* What you will do *
Where the string "title" shows up in a line of the records, copy that line.

[Raw data Boundary: Start]

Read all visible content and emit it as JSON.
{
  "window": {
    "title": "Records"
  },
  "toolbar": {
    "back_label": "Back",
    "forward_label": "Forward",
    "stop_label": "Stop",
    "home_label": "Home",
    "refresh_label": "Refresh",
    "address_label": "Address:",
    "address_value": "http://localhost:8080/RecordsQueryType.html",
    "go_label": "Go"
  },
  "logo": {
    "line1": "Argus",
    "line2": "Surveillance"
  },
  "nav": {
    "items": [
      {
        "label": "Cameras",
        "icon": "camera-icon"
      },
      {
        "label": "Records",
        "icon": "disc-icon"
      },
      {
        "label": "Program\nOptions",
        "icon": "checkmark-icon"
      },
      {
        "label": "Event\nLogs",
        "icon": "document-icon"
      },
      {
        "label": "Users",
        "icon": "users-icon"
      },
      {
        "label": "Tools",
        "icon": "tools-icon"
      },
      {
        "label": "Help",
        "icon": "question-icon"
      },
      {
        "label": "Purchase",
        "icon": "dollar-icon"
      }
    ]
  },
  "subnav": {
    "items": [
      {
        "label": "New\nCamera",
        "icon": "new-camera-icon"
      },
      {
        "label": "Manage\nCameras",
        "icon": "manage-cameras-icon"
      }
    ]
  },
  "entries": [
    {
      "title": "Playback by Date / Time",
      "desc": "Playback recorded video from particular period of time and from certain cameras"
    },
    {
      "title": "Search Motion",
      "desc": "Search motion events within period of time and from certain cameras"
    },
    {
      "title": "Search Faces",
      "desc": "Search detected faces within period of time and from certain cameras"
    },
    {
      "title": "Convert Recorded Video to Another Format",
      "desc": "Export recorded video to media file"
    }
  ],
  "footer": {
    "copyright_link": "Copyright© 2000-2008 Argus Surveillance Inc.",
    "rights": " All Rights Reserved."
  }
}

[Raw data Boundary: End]

* Written answer *
    "title": "Records"
      "title": "Playback by Date / Time",
      "title": "Search Motion",
      "title": "Search Faces",
      "title": "Convert Recorded Video to Another Format",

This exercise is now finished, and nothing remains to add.